Shaft! Superfly! Supersoul Brother? That’s right, boys and girls. There’s a new hero
in town and his name is Steve. Once a down-on-his-luck, homeless wino, Steve,
thanks to a freaky scientific experiment, has been transformed into an
incredible being who is faster than a…well, he’s actually not faster than much
of anything , but he is more powerful than your local wino and able to bag
chicks who are way out of his league!If
you’re a fan of the funky ‘70s Blaxploitation genre, you can rejoice as a real
rarity has been dug up for your viewing pleasure.
When speaking about Blaxploitation cinema,
most film buffs immediately think of classic action flicks such as Foxy Brown or Three the Hard Way (and rightly so), but there were plenty of other
wonderful genres covered. For instance, horror quickly comes to mind. Blacula and The Zombies of Sugar Hill are not only two solid entries in
Blaxploitation cinema, but in horror cinema as well. And then there’s comedy. Who
can forget Rudy Ray Moore’s uproarious classics like Dolemite or Disco Godfather?
Supersoul Brother sort of fits into
this last category as, like Dolemite,
it’s a spoof of crime/action movies; not to mention comic book superheroes (it
was originally going to be titled The
Black Superman) and the then enormously popular Six Million Dollar Man television show.
Directed by Rene Martinez who also co-wrote
with Laura S. Diaz, Supersoul Brother aka
The Six Thousand Dollar Nigger (I kid
you not) concerns small time hoods Bob (Benny Latimore) and Jim (Lee Cross) who
pay evil Dr. Dippy (Peter Conrad) six thousand dollars to create a super
strength serum that will enable them to easily rob a safe filled with diamonds.
There’s only one small problem: whoever takes the serum dies in six days. Enter
Steve (played by comedian Wildman Steve Gallon), a wino who has hit rock bottom.
The hoods inject the unwary Steve with the serum, convince him to carry out the
robbery (which Steve thinks is just a practical joke) and plan on keeping all
the diamonds for themselves once Steve croaks. However, Super-Steve catches
wind of their nefarious plan, hides the diamonds and, with the help of Nurse
Peggy (the gorgeous Joycelyn Norris), tries to elude the hoods and find an
antidote before it’s too late.
So, is the movie any good?

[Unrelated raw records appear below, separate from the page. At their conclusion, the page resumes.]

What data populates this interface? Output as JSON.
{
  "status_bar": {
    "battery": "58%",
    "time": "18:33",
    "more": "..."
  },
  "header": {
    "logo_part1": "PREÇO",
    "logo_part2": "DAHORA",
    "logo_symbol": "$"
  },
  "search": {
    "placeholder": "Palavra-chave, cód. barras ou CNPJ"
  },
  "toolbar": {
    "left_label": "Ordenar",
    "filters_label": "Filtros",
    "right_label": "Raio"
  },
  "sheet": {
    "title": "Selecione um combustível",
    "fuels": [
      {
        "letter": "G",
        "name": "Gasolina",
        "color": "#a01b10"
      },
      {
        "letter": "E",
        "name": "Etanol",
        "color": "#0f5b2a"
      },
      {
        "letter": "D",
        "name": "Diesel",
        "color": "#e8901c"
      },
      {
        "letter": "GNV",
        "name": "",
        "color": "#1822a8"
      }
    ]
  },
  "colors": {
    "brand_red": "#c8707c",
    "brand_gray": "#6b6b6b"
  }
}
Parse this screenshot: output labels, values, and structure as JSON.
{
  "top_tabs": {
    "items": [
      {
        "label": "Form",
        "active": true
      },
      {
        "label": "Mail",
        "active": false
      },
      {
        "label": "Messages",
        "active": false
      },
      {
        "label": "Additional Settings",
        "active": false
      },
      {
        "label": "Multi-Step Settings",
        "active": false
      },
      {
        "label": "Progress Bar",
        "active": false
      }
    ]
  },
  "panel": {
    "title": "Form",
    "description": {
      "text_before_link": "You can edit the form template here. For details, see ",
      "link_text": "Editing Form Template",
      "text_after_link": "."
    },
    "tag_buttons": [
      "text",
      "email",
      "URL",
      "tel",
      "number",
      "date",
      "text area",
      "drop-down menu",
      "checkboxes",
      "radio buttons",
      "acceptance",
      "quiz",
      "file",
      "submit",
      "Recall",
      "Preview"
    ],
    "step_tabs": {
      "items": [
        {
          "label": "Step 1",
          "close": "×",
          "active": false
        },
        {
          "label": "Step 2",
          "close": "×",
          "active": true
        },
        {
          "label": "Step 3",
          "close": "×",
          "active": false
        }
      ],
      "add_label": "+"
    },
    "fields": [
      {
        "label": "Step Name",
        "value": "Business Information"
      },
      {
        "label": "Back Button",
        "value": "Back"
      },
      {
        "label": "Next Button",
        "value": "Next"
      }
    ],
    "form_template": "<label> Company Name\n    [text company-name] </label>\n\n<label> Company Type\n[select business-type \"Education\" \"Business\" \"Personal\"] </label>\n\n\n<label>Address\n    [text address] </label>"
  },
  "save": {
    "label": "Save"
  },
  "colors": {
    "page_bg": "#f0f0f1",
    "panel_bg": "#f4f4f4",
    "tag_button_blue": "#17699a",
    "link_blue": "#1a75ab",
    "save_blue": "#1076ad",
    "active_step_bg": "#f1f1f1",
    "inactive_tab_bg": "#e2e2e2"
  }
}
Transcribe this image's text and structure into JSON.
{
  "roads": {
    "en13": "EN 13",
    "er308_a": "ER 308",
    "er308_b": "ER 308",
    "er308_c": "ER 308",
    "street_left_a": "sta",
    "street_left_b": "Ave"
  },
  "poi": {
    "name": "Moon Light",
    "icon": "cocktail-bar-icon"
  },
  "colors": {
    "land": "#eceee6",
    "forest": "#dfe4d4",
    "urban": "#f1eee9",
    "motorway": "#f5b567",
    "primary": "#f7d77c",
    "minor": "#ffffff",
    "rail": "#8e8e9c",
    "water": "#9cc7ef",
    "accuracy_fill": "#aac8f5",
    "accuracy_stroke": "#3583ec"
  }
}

I wouldn’t say that it contains bad-ass cool and non-stop laughs à la Rudy Ray, but I think it’s worth a look as it’s funny in spots and keeps you interested enough. It also has a somewhat charismatic lead in Wildman Steve, some lovely ladies, a fun superhero theme song (sung by a little kid) and plenty of silliness such as a midget doctor who never combs his hair and almost gets his eye poked out by his girlfriend’s boob, and a guy walking down an urban street in broad daylight with a gun visibly sticking out of his pants; not to mention a ton of unintentional laughs thanks to priceless dialogue, stiff line deliveries, hilarious continuity errors and plenty more so-bad-it’s-good moments which, if you’re a fan of strange cinema, are guaranteed to make you smile. On the downside, the film print itself contains pops, scratches and jumps that only die-hard grindhouse cinema junkies like myself would find endearing and, although the Miami-lensed, low-budget feature clocks in at a brief 74 minutes, many of the scenes seem like they could’ve been made to move along a bit faster. That being said, I enjoyed Supersoul Brother for what it is and, if everything I mentioned above isn’t your cup of tea, the movie, with its funky fashions and wonderfully dated décor, is at least interesting as a 1970s time capsule.
Supersoul Brother has been released on DVD (for the very first time) by Vinegar Syndrome. The disc is region free and the movie is presented in its original 1:85:1 aspect ratio. The aforementioned pops, scratches and cuts (which sometimes occur in the middle of dialogue) never detract from the story, and the images are otherwise extremely clear making the movie, which has been scanned and restored in 2K from The American Genre Film Archive’s 35mm theatrical print, more than watchable. Unfortunately, there are no bonus extras. If, like me, you’re a fan of the 70s Blaxploitation genre, a lover of strange cinema or you just like to laugh, I recommend givingSupersoul Brother a shot.